> **Task**
Each entry below is to be printed verbatim.

> **Material shown**
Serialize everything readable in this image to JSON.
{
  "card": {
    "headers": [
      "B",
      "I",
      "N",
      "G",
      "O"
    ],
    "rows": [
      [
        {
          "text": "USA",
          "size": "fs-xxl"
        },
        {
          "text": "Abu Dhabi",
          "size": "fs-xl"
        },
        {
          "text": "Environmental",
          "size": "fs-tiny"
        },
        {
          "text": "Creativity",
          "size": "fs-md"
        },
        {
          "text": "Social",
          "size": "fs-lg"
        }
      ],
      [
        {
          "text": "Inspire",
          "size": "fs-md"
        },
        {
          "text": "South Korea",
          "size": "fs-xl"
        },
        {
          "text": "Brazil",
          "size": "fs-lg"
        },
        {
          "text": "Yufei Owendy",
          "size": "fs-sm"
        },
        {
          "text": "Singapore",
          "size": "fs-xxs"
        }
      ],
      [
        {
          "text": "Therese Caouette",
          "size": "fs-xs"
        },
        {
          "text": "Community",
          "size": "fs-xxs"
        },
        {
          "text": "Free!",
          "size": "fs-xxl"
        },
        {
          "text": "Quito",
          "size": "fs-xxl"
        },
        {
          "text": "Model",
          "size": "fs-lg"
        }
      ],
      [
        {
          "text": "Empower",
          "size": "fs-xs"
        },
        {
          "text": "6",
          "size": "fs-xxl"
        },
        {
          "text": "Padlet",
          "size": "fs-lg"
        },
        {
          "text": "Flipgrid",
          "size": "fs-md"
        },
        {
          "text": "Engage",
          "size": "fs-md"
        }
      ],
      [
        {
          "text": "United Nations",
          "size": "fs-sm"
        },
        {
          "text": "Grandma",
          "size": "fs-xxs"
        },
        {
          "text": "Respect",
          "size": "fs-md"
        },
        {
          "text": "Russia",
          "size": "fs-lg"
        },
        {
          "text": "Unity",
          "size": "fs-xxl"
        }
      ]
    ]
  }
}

> **Reply**
Serialize everything readable in this image to JSON.
{
  "card": {
    "headers": [
      "B",
      "I",
      "N",
      "G",
      "O"
    ],
    "rows": [
      [
        {
          "text": "USA",
          "size": "fs-xxl"
        },
        {
          "text": "Abu Dhabi",
          "size": "fs-xl"
        },
        {
          "text": "Environmental",
          "size": "fs-tiny"
        },
        {
          "text": "Creativity",
          "size": "fs-md"
        },
        {
          "text": "Social",
          "size": "fs-lg"
        }
      ],
      [
        {
          "text": "Inspire",
          "size": "fs-md"
        },
        {
          "text": "South Korea",
          "size": "fs-xl"
        },
        {
          "text": "Brazil",
          "size": "fs-lg"
        },
        {
          "text": "Yufei Owendy",
          "size": "fs-sm"
        },
        {
          "text": "Singapore",
          "size": "fs-xxs"
        }
      ],
      [
        {
          "text": "Therese Caouette",
          "size": "fs-xs"
        },
        {
          "text": "Community",
          "size": "fs-xxs"
        },
        {
          "text": "Free!",
          "size": "fs-xxl"
        },
        {
          "text": "Quito",
          "size": "fs-xxl"
        },
        {
          "text": "Model",
          "size": "fs-lg"
        }
      ],
      [
        {
          "text": "Empower",
          "size": "fs-xs"
        },
        {
          "text": "6",
          "size": "fs-xxl"
        },
        {
          "text": "Padlet",
          "size": "fs-lg"
        },
        {
          "text": "Flipgrid",
          "size": "fs-md"
        },
        {
          "text": "Engage",
          "size": "fs-md"
        }
      ],
      [
        {
          "text": "United Nations",
          "size": "fs-sm"
        },
        {
          "text": "Grandma",
          "size": "fs-xxs"
        },
        {
          "text": "Respect",
          "size": "fs-md"
        },
        {
          "text": "Russia",
          "size": "fs-lg"
        },
        {
          "text": "Unity",
          "size": "fs-xxl"
        }
      ]
    ]
  }
}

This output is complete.